When Netflix announced that Indian Matchmaking (2020-present) would be renewed for a second season, many of us hoped for the makers of the show to take all the criticism they faced seriously. That is definitely not the case because the show still continues to celebrate regressive patriarchal values.
Here are a few of the gendered notions that the show propagates.
A mediocre man can give himself a 9.5/10 and call himself ‘the world’s most eligible bachelor’, but an independent and successful woman must be happy with receiving just 60-70% of what she feels she deserves.
As long as teachers are competent in their job, and adhere to the workplace code of conduct, how does it matter what they do in their personal lives?
A 30 year old Associate Professor at a well-known University, according to an FIR filed by her, was forced to resign because the father of one of her students complained that he found his son looking at photographs of her, which according to him were “objectionable” and “bordering on nudity”.
There are two aspects to this case, which are equally disturbing, and which together make me question where we are heading as a society.
When the father of an 18 year old finds his son looking at photographs of a lady in a swimsuit, he can do many things.
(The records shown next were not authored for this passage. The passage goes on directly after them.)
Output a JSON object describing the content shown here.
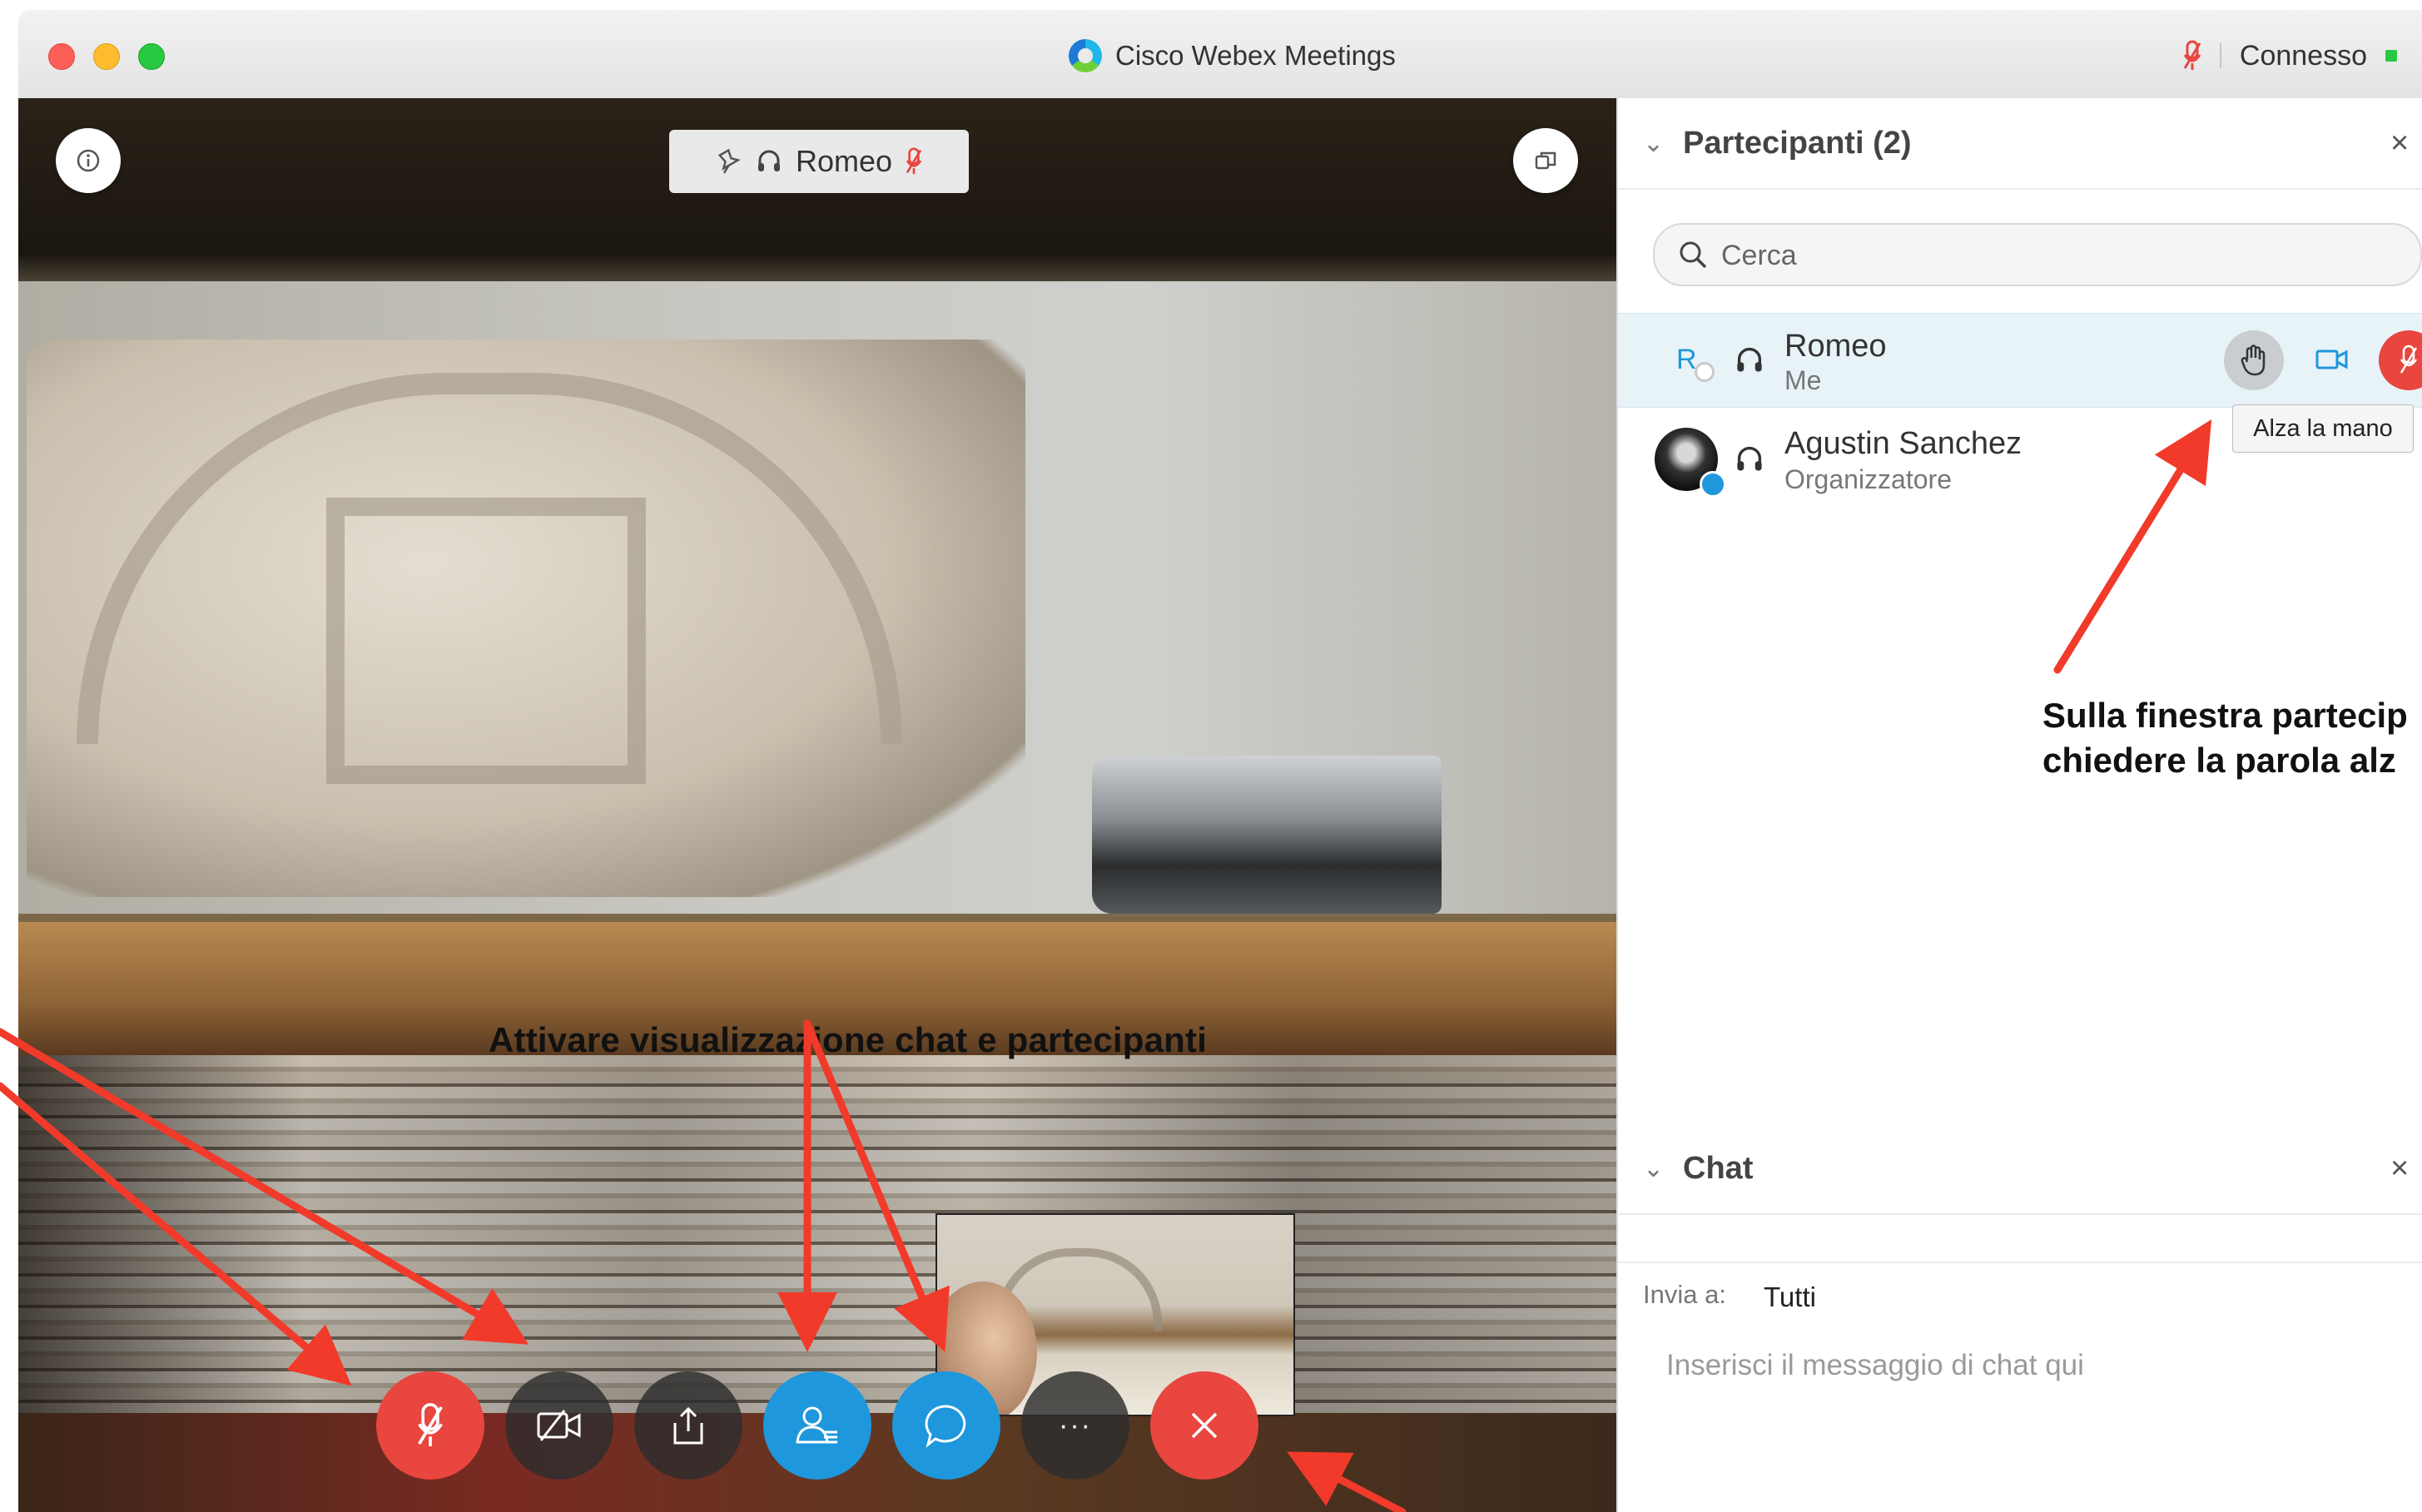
{
  "window": {
    "title": "Cisco Webex Meetings",
    "connection_status": "Connesso",
    "status_color": "#28c840",
    "mute_color": "#e8463f"
  },
  "video": {
    "speaker_name": "Romeo",
    "annotation_controls": "Attivare visualizzazione chat e partecipanti"
  },
  "controls": {
    "mute": "microphone-muted-icon",
    "video": "video-off-icon",
    "share": "share-icon",
    "participants": "participants-icon",
    "chat": "chat-icon",
    "more": "···",
    "leave": "close-icon"
  },
  "participants_panel": {
    "title": "Partecipanti (2)",
    "search_placeholder": "Cerca",
    "items": [
      {
        "initial": "R",
        "name": "Romeo",
        "role": "Me"
      },
      {
        "name": "Agustin Sanchez",
        "role": "Organizzatore"
      }
    ],
    "raise_hand_tooltip": "Alza la mano",
    "annotation_line1": "Sulla finestra partecip",
    "annotation_line2": "chiedere la parola alz"
  },
  "chat_panel": {
    "title": "Chat",
    "send_to_label": "Invia a:",
    "send_to_value": "Tutti",
    "input_placeholder": "Inserisci il messaggio di chat qui"
  },
  "colors": {
    "accent_blue": "#1e97dc",
    "danger_red": "#e8463f",
    "annotation_arrow": "#f23a2a"
  }
}
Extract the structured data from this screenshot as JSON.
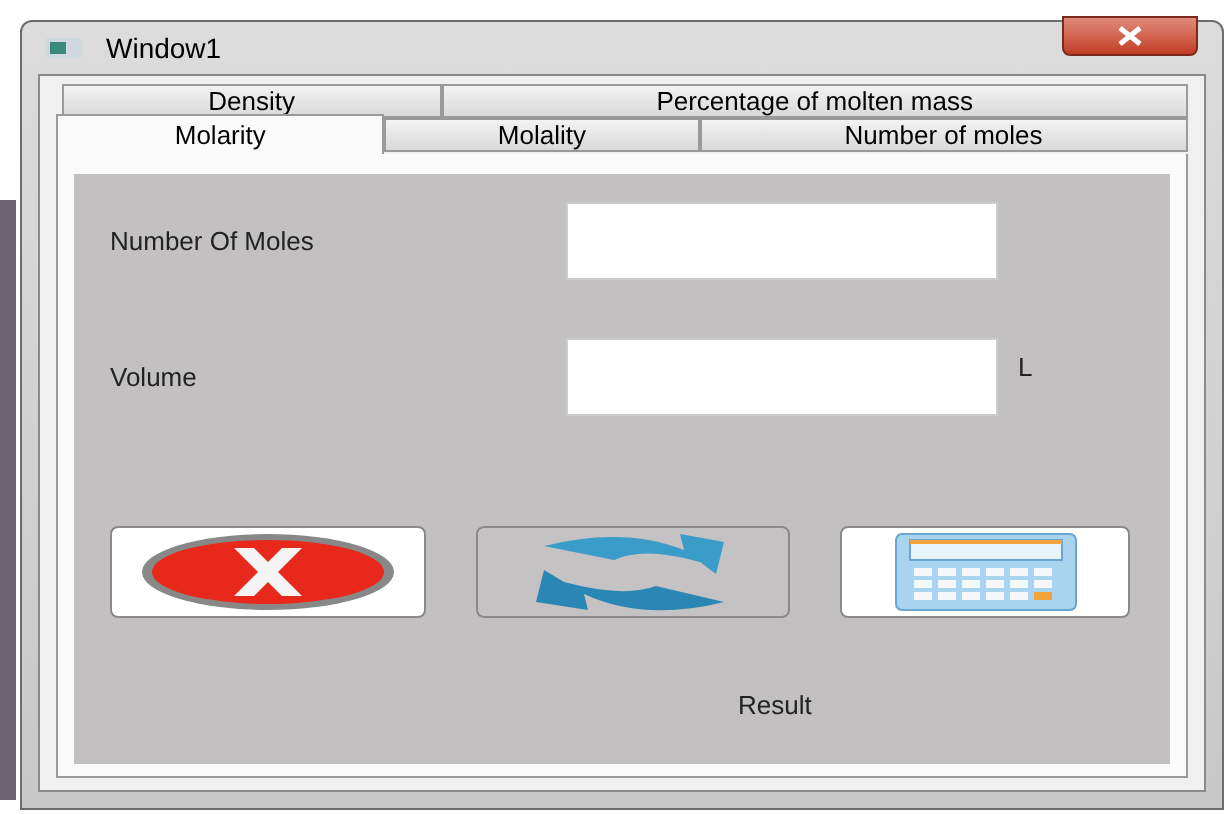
{
  "window": {
    "title": "Window1"
  },
  "tab_rows": [
    [
      {
        "label": "Density",
        "selected": false
      },
      {
        "label": "Percentage of molten mass",
        "selected": false
      }
    ],
    [
      {
        "label": "Molarity",
        "selected": true
      },
      {
        "label": "Molality",
        "selected": false
      },
      {
        "label": "Number of moles",
        "selected": false
      }
    ]
  ],
  "fields": [
    {
      "label": "Number Of Moles"
    },
    {
      "label": "Volume",
      "unit": "L"
    }
  ],
  "buttons": [
    {
      "kind": "cancel"
    },
    {
      "kind": "swap"
    },
    {
      "kind": "calculate"
    }
  ],
  "result": "Result"
}
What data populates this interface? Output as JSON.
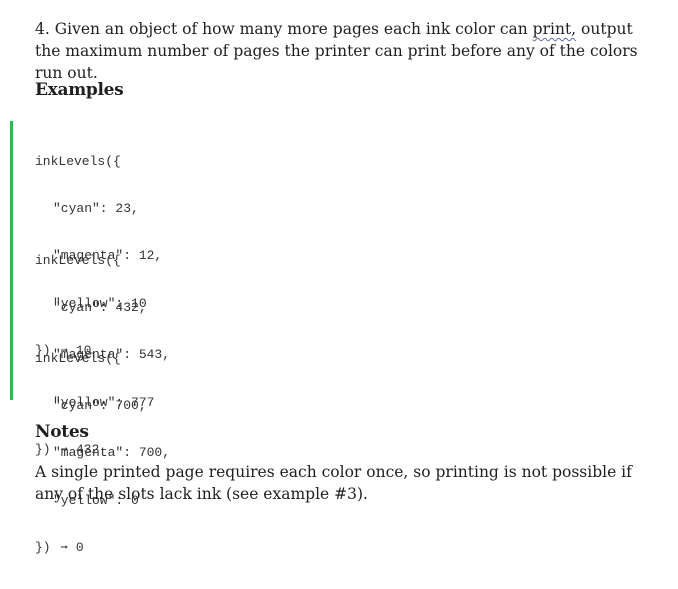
{
  "problem": {
    "number": "4.",
    "text_before": "Given an object of how many more pages each ink color can",
    "linked_word": "print,",
    "text_after": "output the maximum number of pages the printer can print before any of the colors run out."
  },
  "examples_heading": "Examples",
  "examples": [
    {
      "open": "inkLevels({",
      "lines": [
        "\"cyan\": 23,",
        "\"magenta\": 12,",
        "\"yellow\": 10"
      ],
      "close": "})",
      "arrow": "➞",
      "result": "10"
    },
    {
      "open": "inkLevels({",
      "lines": [
        "\"cyan\": 432,",
        "\"magenta\": 543,",
        "\"yellow\": 777"
      ],
      "close": "})",
      "arrow": "➞",
      "result": "432"
    },
    {
      "open": "inkLevels({",
      "lines": [
        "\"cyan\": 700,",
        "\"magenta\": 700,",
        "\"yellow\": 0"
      ],
      "close": "})",
      "arrow": "➞",
      "result": "0"
    }
  ],
  "notes_heading": "Notes",
  "notes_text": "A single printed page requires each color once, so printing is not possible if any of the slots lack ink (see example #3).",
  "colors": {
    "accent_bar": "#3bb44a",
    "text": "#1f1f1f",
    "code_text": "#333333"
  }
}
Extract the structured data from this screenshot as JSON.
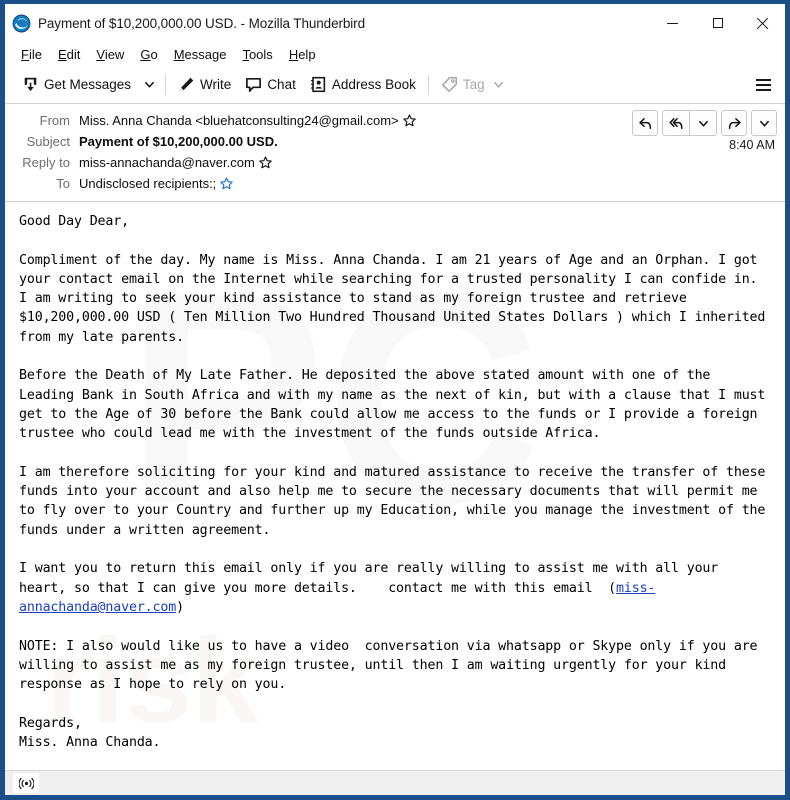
{
  "window": {
    "title": "Payment of $10,200,000.00 USD. - Mozilla Thunderbird",
    "frame_color": "#1b4f8a",
    "controls": {
      "minimize": "Minimize",
      "maximize": "Maximize",
      "close": "Close"
    }
  },
  "menubar": {
    "items": [
      {
        "pre": "",
        "key": "F",
        "post": "ile"
      },
      {
        "pre": "",
        "key": "E",
        "post": "dit"
      },
      {
        "pre": "",
        "key": "V",
        "post": "iew"
      },
      {
        "pre": "",
        "key": "G",
        "post": "o"
      },
      {
        "pre": "",
        "key": "M",
        "post": "essage"
      },
      {
        "pre": "",
        "key": "T",
        "post": "ools"
      },
      {
        "pre": "",
        "key": "H",
        "post": "elp"
      }
    ]
  },
  "toolbar": {
    "get_messages_label": "Get Messages",
    "write_label": "Write",
    "chat_label": "Chat",
    "address_book_label": "Address Book",
    "tag_label": "Tag",
    "tag_disabled": true,
    "app_menu_label": "Application Menu"
  },
  "message_header": {
    "from_label": "From",
    "from_value": "Miss. Anna Chanda <bluehatconsulting24@gmail.com>",
    "subject_label": "Subject",
    "subject_value": "Payment of $10,200,000.00 USD.",
    "reply_to_label": "Reply to",
    "reply_to_value": "miss-annachanda@naver.com",
    "to_label": "To",
    "to_value": "Undisclosed recipients:;",
    "time": "8:40 AM",
    "actions": {
      "reply": "Reply",
      "reply_all": "Reply All",
      "reply_all_more": "More reply options",
      "forward": "Forward",
      "more": "More actions"
    }
  },
  "message_body": {
    "greeting": "Good Day Dear,",
    "paragraph_1": "Compliment of the day. My name is Miss. Anna Chanda. I am 21 years of Age and an Orphan. I got your contact email on the Internet while searching for a trusted personality I can confide in. I am writing to seek your kind assistance to stand as my foreign trustee and retrieve $10,200,000.00 USD ( Ten Million Two Hundred Thousand United States Dollars ) which I inherited from my late parents.",
    "paragraph_2": "Before the Death of My Late Father. He deposited the above stated amount with one of the Leading Bank in South Africa and with my name as the next of kin, but with a clause that I must get to the Age of 30 before the Bank could allow me access to the funds or I provide a foreign trustee who could lead me with the investment of the funds outside Africa.",
    "paragraph_3": "I am therefore soliciting for your kind and matured assistance to receive the transfer of these funds into your account and also help me to secure the necessary documents that will permit me to fly over to your Country and further up my Education, while you manage the investment of the funds under a written agreement.",
    "paragraph_4_before_link": "I want you to return this email only if you are really willing to assist me with all your heart, so that I can give you more details.    contact me with this email  (",
    "paragraph_4_link": "miss-annachanda@naver.com",
    "paragraph_4_after_link": ")",
    "paragraph_5": "NOTE: I also would like us to have a video  conversation via whatsapp or Skype only if you are willing to assist me as my foreign trustee, until then I am waiting urgently for your kind response as I hope to rely on you.",
    "closing": "Regards,",
    "signature": "Miss. Anna Chanda."
  },
  "statusbar": {
    "icon": "rss-broadcast-icon"
  }
}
What this parent allegedly did was to dash off a letter to the University which states: